# Examples of first-order claims about the reals that are not preserved under forcing

I am looking for an example of a first-order sentence in the signature of the real numbers, $$(+,\times, <, 0,1)$$, that is true when translated in the language of set theory in the natural way, but can be forced to be false.

I'm noticing that many of the standard examples of statements about the reals that are not preserved by forcing, like the continuum hypothesis, are second-order. So I am wondering if there are any first-order examples.

No, there aren’t any first-order examples. The first order theory of the reals in this signature is decidable, so its truth values are determined by arithmetic, which is invariant under forcing. (More to the point, effectively decidable things are just straightforwardly decided by ZFC... that's one way we can conceive of 'deciding' them.)

• Decidability here is due to Tarski, I believe. The key thing in the proof is "quantifier elimination". Oct 24, 2023 at 15:31
• @GEdgar Correct, added a reference. Oct 24, 2023 at 15:40
• I didn't actually know this theory was decidable. What about expanding the signature, but keeping it first-order? If we add a predicate for the natural numbers, then the theory interprets arithmetic and so this sort of argument isn't available. Oct 24, 2023 at 16:06
• @AndrewBacon Then things change dramatically. See my answer. Oct 24, 2023 at 17:04
• @NoahSchweber lol I was puzzling over how much second order arithmetic that theory could support without being able to clinch that it’s (simply in retrospect) all of it. Oct 24, 2023 at 17:08
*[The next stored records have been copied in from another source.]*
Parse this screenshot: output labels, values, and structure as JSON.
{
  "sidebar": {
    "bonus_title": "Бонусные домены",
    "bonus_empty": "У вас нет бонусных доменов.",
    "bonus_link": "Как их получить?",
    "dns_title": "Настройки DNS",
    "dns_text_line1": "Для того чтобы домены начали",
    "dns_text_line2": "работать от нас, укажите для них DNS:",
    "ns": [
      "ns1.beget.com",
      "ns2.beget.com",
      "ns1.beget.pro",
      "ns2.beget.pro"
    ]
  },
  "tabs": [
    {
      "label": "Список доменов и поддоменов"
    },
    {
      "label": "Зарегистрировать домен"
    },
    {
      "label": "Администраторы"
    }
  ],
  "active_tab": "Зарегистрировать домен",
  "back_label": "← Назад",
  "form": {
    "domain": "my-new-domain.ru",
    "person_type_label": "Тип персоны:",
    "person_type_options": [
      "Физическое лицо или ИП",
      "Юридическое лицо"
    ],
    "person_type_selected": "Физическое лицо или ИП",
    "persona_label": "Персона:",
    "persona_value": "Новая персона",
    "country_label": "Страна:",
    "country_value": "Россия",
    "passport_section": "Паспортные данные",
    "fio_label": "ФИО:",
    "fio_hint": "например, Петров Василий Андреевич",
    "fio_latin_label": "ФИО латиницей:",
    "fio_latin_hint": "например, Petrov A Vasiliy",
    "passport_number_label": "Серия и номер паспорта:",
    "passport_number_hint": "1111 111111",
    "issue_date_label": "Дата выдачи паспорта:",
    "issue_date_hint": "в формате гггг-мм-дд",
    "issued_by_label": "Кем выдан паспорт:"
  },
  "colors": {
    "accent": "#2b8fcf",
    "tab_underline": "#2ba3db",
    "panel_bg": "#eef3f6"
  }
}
This answer is a footnote to spaceisdarkgreen's answer, responding to a comment by the OP:

If we add a unary predicate naming the naturals (or integers or similar) we wind up, perhaps surprisingly, with a hugely powerful structure. Specifically, since the naturals support a definable pairing operation, we can now talk about binary relations coded by reals. (For a more technical example of how this plays out, see this old MO question of mine.) This ultimately gives us the full second-order theory of the natural numbers. For example, the $$\Sigma^1_3$$ sentence "There is a nonconstructible set of naturals" is now appropriately translatable into the theory of this structure, so if $$V=L$$ we do indeed get that $$Th(\mathbb{R};+,\times,\mathbb{N})$$ can be altered by forcing.

Interestingly, though, this is not quite the end of the story! In ZFC alone we have Shoenfield absoluteness which says that $$\Pi^1_2$$ sentences can't have their truth values changed by forcing. While (as the example in the above paragraph shows) this is the best we can do in ZFC alone, in the presence of large cardinals we can say quite a bit more. In particular, given enough large cardinal structure - infinitely many Woodin cardinals, if I recall correctly - the second-order theory of the naturals becomes forcing-invariant. Absoluteness modulo large cardinals even persists into the lowest levels of third-order arithmetic, although the necessary contingency (:P) of CH puts a hard limit on what we can do.

• Thanks, this answer was fascinating! I find it surprising that large cardinals can force second-order arithmetic to be forcing invariant. Oct 25, 2023 at 2:37
• FWIW I was wavering about asking the variant question about second-order arithmetic -- the more interesting question in retrospect. But I have accepted @spaceisdarkgreen 's answer as it is the correct answer to the question I actually asked. Oct 25, 2023 at 2:39